 See Dear Colleague Letter: Office for Civil Rights Withdraws Guidance on Sexual Violence and Issues Q&A on Campus Sexual Misconduct 1 (Sept. 22, 2017), available at https://www2.ed.gov/about/offices/list/ocr/letters/colleague-title-ix-201709.pdf [hereinafter “2017 Dear Colleague Letter”].
 See id. at 4; Office for Civil Rights, U.S. Dep’t of Educ., Revised Sexual Harassment Guidance: Harassment of Students by School Employees, Other Students, or Third Parties 21 (Jan. 19, 2001) https://www2.ed.gov/about/offices/list/ocr/docs/shguide.pdf [hereinafter “2001 Guidance”].
 See Betsy DeVos, Sec’y, Dep’t of Educ.
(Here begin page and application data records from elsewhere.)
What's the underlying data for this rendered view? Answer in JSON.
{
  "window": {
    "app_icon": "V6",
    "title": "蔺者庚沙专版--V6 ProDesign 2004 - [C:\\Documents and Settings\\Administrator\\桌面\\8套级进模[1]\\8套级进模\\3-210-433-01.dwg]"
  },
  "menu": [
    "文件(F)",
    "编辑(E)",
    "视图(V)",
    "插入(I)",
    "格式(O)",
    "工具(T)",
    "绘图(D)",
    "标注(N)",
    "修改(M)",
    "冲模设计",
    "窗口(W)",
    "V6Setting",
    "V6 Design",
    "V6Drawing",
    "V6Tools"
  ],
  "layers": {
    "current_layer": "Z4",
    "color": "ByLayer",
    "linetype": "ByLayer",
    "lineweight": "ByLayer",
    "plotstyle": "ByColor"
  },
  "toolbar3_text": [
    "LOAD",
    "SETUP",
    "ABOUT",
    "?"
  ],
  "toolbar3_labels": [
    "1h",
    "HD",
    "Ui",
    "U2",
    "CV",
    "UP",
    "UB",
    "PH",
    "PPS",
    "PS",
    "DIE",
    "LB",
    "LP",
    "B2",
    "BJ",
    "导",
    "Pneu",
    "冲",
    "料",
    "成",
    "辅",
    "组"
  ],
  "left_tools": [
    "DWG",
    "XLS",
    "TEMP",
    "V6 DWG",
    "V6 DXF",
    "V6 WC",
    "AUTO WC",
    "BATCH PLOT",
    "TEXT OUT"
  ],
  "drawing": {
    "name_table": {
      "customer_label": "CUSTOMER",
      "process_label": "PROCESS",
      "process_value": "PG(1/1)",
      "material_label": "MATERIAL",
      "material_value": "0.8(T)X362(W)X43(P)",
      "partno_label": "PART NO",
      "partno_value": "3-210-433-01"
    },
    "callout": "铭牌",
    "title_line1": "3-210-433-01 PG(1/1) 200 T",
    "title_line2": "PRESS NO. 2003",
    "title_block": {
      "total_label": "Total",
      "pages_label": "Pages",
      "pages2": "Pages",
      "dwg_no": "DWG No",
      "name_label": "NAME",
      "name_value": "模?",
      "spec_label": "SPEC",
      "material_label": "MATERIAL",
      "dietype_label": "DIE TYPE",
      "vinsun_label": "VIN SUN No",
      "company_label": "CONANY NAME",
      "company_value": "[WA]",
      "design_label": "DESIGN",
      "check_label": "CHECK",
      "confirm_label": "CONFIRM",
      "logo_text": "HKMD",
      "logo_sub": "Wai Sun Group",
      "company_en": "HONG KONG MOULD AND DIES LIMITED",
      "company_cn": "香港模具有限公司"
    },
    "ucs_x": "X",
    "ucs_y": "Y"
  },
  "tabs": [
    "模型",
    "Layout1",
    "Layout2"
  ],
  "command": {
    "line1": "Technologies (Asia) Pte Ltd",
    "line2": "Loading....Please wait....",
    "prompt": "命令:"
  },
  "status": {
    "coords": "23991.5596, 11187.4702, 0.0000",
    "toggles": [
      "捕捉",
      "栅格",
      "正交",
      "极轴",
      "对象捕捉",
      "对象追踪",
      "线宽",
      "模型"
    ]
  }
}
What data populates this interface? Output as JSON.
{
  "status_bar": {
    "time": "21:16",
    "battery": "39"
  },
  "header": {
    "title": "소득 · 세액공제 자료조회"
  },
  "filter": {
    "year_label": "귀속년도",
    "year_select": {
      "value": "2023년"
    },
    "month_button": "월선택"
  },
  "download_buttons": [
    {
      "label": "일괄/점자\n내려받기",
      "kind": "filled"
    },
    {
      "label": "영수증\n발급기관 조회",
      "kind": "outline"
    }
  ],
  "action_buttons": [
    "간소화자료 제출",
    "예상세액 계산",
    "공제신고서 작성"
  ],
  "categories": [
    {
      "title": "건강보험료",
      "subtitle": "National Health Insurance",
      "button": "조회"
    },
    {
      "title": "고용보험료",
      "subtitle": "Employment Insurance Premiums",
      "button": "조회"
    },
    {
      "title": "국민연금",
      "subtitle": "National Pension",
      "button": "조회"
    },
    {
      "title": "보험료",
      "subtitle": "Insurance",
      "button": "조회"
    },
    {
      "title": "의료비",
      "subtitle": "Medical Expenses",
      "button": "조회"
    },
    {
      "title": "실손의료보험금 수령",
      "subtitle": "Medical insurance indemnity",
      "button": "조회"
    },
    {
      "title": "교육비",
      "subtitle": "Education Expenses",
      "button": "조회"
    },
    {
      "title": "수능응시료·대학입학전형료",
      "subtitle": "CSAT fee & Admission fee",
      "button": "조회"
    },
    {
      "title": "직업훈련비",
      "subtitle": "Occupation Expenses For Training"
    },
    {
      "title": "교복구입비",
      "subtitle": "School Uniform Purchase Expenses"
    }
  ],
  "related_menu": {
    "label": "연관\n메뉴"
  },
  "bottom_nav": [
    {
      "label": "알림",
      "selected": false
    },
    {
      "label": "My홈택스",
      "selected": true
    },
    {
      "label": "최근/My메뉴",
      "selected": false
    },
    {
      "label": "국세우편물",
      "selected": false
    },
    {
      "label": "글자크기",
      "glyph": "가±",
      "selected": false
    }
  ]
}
Address at George Mason University (Sept. 7, 2017), https://www.ed.gov/news/speeches/secretary-devos-prepared-remarks-title-ix-enforcement.
 See 2017 Dear Colleague Letter, at 2.
 Id. at 1.
 Forest Hills, No. 1:13-CV-428, 2015 WL 9906260, at 10; McGrath v. Dominican Coll. of Blauvelt, N.Y., 672 F. Supp. 2d 477, 488 (S.D.N.Y. 2009); Dawn L., 586 F. Supp. 2d at 370; Mills Pub. Sch. Dist., OCR Case No. 01–93–1123 (Dep't. of Educ. May 19, 1994); Acad. Sch. Dist. No. 20, OCR Case No. 8–93–1023 (Dep't. of Educ. April 16, 1993).
 2017 Dear Colleague Letter, at 1.
 Q&A On Campus Sexual Misconduct 3 (Sept. 22, 2017), available at https://www2.ed.gov/about/offices/list/ocr/docs/qa-title-ix-201709.pdf.
 See id. at 4.
 2001 Guidance, at 21.
 See Q&A On Campus Sexual Misconduct, at 4.
 See id. at 2–3.
 34 C.F.R. § 668.46(b)(11)(v).
 Q&A On Campus Sexual Misconduct, at 3.
 2001 Guidance, at 16.
 See id., at 5.
 See, e.g., Desert Palace, Inc. v. Costa, 539 U.S. 90, 99 (2003) (noting that the preponderance of the evidence standard is the “conventional rule of civil litigation” under Title VII).